*** Available data

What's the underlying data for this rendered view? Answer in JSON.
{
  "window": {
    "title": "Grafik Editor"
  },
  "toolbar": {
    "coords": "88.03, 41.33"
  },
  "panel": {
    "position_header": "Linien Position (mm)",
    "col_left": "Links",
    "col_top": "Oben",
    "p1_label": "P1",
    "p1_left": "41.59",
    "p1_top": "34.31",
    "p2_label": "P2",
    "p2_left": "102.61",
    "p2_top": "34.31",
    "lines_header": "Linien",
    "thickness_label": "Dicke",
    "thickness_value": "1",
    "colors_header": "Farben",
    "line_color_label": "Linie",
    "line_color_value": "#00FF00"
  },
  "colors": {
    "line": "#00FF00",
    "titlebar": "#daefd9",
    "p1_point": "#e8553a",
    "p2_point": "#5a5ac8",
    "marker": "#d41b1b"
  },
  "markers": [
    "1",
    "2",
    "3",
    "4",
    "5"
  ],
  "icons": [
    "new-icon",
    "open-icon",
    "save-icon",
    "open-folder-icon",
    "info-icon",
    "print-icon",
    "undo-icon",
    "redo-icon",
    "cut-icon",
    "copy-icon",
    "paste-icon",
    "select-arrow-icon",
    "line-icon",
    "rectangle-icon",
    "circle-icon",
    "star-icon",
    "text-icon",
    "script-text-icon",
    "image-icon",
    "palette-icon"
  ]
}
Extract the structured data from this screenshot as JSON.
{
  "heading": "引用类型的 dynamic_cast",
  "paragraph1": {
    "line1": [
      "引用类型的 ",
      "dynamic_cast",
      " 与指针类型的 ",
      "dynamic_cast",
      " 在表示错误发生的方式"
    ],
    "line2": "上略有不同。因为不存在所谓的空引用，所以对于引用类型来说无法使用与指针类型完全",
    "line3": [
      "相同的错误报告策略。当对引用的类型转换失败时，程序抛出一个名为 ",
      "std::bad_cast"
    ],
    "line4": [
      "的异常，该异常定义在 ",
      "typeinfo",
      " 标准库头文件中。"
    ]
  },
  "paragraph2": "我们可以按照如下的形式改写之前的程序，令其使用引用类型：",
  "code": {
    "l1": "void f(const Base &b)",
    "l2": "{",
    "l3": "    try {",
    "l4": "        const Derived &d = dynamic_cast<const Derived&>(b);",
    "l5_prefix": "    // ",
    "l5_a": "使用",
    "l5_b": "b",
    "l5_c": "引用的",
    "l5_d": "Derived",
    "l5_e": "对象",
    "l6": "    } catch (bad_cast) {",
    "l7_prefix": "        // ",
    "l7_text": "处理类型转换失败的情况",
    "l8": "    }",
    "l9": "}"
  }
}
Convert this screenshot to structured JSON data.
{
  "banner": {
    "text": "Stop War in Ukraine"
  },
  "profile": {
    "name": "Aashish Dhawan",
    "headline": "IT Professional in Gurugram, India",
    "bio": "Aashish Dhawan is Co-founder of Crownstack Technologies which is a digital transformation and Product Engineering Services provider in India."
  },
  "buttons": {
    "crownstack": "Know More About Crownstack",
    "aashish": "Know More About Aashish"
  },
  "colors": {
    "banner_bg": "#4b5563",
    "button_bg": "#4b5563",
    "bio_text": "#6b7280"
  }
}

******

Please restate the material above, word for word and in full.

What's the underlying data for this rendered view? Answer in JSON.
{
  "window": {
    "title": "Grafik Editor"
  },
  "toolbar": {
    "coords": "88.03, 41.33"
  },
  "panel": {
    "position_header": "Linien Position (mm)",
    "col_left": "Links",
    "col_top": "Oben",
    "p1_label": "P1",
    "p1_left": "41.59",
    "p1_top": "34.31",
    "p2_label": "P2",
    "p2_left": "102.61",
    "p2_top": "34.31",
    "lines_header": "Linien",
    "thickness_label": "Dicke",
    "thickness_value": "1",
    "colors_header": "Farben",
    "line_color_label": "Linie",
    "line_color_value": "#00FF00"
  },
  "colors": {
    "line": "#00FF00",
    "titlebar": "#daefd9",
    "p1_point": "#e8553a",
    "p2_point": "#5a5ac8",
    "marker": "#d41b1b"
  },
  "markers": [
    "1",
    "2",
    "3",
    "4",
    "5"
  ],
  "icons": [
    "new-icon",
    "open-icon",
    "save-icon",
    "open-folder-icon",
    "info-icon",
    "print-icon",
    "undo-icon",
    "redo-icon",
    "cut-icon",
    "copy-icon",
    "paste-icon",
    "select-arrow-icon",
    "line-icon",
    "rectangle-icon",
    "circle-icon",
    "star-icon",
    "text-icon",
    "script-text-icon",
    "image-icon",
    "palette-icon"
  ]
}
Extract the structured data from this screenshot as JSON.
{
  "heading": "引用类型的 dynamic_cast",
  "paragraph1": {
    "line1": [
      "引用类型的 ",
      "dynamic_cast",
      " 与指针类型的 ",
      "dynamic_cast",
      " 在表示错误发生的方式"
    ],
    "line2": "上略有不同。因为不存在所谓的空引用，所以对于引用类型来说无法使用与指针类型完全",
    "line3": [
      "相同的错误报告策略。当对引用的类型转换失败时，程序抛出一个名为 ",
      "std::bad_cast"
    ],
    "line4": [
      "的异常，该异常定义在 ",
      "typeinfo",
      " 标准库头文件中。"
    ]
  },
  "paragraph2": "我们可以按照如下的形式改写之前的程序，令其使用引用类型：",
  "code": {
    "l1": "void f(const Base &b)",
    "l2": "{",
    "l3": "    try {",
    "l4": "        const Derived &d = dynamic_cast<const Derived&>(b);",
    "l5_prefix": "    // ",
    "l5_a": "使用",
    "l5_b": "b",
    "l5_c": "引用的",
    "l5_d": "Derived",
    "l5_e": "对象",
    "l6": "    } catch (bad_cast) {",
    "l7_prefix": "        // ",
    "l7_text": "处理类型转换失败的情况",
    "l8": "    }",
    "l9": "}"
  }
}
Convert this screenshot to structured JSON data.
{
  "banner": {
    "text": "Stop War in Ukraine"
  },
  "profile": {
    "name": "Aashish Dhawan",
    "headline": "IT Professional in Gurugram, India",
    "bio": "Aashish Dhawan is Co-founder of Crownstack Technologies which is a digital transformation and Product Engineering Services provider in India."
  },
  "buttons": {
    "crownstack": "Know More About Crownstack",
    "aashish": "Know More About Aashish"
  },
  "colors": {
    "banner_bg": "#4b5563",
    "button_bg": "#4b5563",
    "bio_text": "#6b7280"
  }
}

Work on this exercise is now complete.